Bottom Line: We contrasted results from two tag SNP selection algorithms, LDselect and Tagger.We examined the pattern of linkage disequilibrium of three levels of resequencing coverage for the transferrin gene and found HapMap phase 1 tag SNPs capture 45% of the > or = 3% MAF SNPs found in SeattleSNPs where there is nearly complete resequencing.A candidate gene approach should seek to maximise coverage, and this can be improved by adding to HapMap data any available sequencing data.

View Article: PubMed Central - HTML - PubMed

Affiliation: The Centre for Molecular, Environmental, Genetic and Analytic (MEGA) Epidemiology, School of Population Health, The University of Melbourne, Melbourne, Australia. ccconsta@uci.edu

ABSTRACT

Background: We report our experience of selecting tag SNPs in 35 genes involved in iron metabolism in a cohort study seeking to discover genetic modifiers of hereditary hemochromatosis.

Methods: We combined our own and publicly available resequencing data with HapMap to maximise our coverage to select 384 SNPs in candidate genes suitable for typing on the Illumina platform.

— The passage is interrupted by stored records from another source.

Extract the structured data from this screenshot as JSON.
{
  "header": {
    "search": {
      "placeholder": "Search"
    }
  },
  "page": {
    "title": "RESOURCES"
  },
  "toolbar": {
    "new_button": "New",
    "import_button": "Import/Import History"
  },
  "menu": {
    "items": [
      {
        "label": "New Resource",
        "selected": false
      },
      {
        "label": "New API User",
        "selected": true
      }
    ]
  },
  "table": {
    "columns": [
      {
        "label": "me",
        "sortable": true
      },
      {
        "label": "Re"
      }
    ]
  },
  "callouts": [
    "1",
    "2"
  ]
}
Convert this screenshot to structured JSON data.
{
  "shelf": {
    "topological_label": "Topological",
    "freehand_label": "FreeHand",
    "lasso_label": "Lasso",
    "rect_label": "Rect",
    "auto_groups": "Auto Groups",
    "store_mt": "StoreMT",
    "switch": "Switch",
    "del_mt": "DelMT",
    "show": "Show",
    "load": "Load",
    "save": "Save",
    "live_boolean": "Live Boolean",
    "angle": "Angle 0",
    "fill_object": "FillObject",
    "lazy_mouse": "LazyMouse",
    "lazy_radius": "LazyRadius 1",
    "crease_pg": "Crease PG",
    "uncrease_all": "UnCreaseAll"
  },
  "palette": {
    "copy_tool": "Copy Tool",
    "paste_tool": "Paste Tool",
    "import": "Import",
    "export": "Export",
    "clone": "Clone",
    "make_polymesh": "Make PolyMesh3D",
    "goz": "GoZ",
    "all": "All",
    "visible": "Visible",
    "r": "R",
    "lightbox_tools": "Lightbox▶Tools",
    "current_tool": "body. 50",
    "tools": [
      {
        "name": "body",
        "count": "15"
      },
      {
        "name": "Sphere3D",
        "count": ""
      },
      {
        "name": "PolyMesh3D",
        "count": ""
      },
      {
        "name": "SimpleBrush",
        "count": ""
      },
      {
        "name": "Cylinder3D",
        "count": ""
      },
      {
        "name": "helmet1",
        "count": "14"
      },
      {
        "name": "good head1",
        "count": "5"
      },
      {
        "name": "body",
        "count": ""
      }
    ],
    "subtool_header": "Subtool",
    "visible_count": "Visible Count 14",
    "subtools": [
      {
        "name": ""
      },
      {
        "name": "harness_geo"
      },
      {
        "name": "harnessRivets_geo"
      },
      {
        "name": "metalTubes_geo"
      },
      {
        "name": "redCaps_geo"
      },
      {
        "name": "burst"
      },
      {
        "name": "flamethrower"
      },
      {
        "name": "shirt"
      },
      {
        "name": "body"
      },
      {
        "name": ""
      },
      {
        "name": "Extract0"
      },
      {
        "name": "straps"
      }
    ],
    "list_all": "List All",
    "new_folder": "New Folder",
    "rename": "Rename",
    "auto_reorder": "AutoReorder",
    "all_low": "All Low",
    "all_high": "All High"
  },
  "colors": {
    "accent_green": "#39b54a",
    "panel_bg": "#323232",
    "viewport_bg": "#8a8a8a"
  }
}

Results: Validation/design scores above 0.6 were not strongly correlated with SNP performance as estimated by Gentrain score. We contrasted results from two tag SNP selection algorithms, LDselect and Tagger. Varying r2 from 0.5 to 1.0 produced a near linear correlation with the number of tag SNPs required. We examined the pattern of linkage disequilibrium of three levels of resequencing coverage for the transferrin gene and found HapMap phase 1 tag SNPs capture 45% of the > or = 3% MAF SNPs found in SeattleSNPs where there is nearly complete resequencing. Resequencing can reveal adjacent SNPs (within 60 bp) which may affect assay performance. We report the number of SNPs present within the region of six of our larger candidate genes, for different versions of stock genotyping assays.

Conclusion: A candidate gene approach should seek to maximise coverage, and this can be improved by adding to HapMap data any available sequencing data. Tag SNP software must be fast and flexible to data changes, since tag SNP selection involves iteration as investigators seek to satisfy the competing demands of coverage within and between populations, and typability on the technology platform chosen.

Show MeSH
Related in: MedlinePlus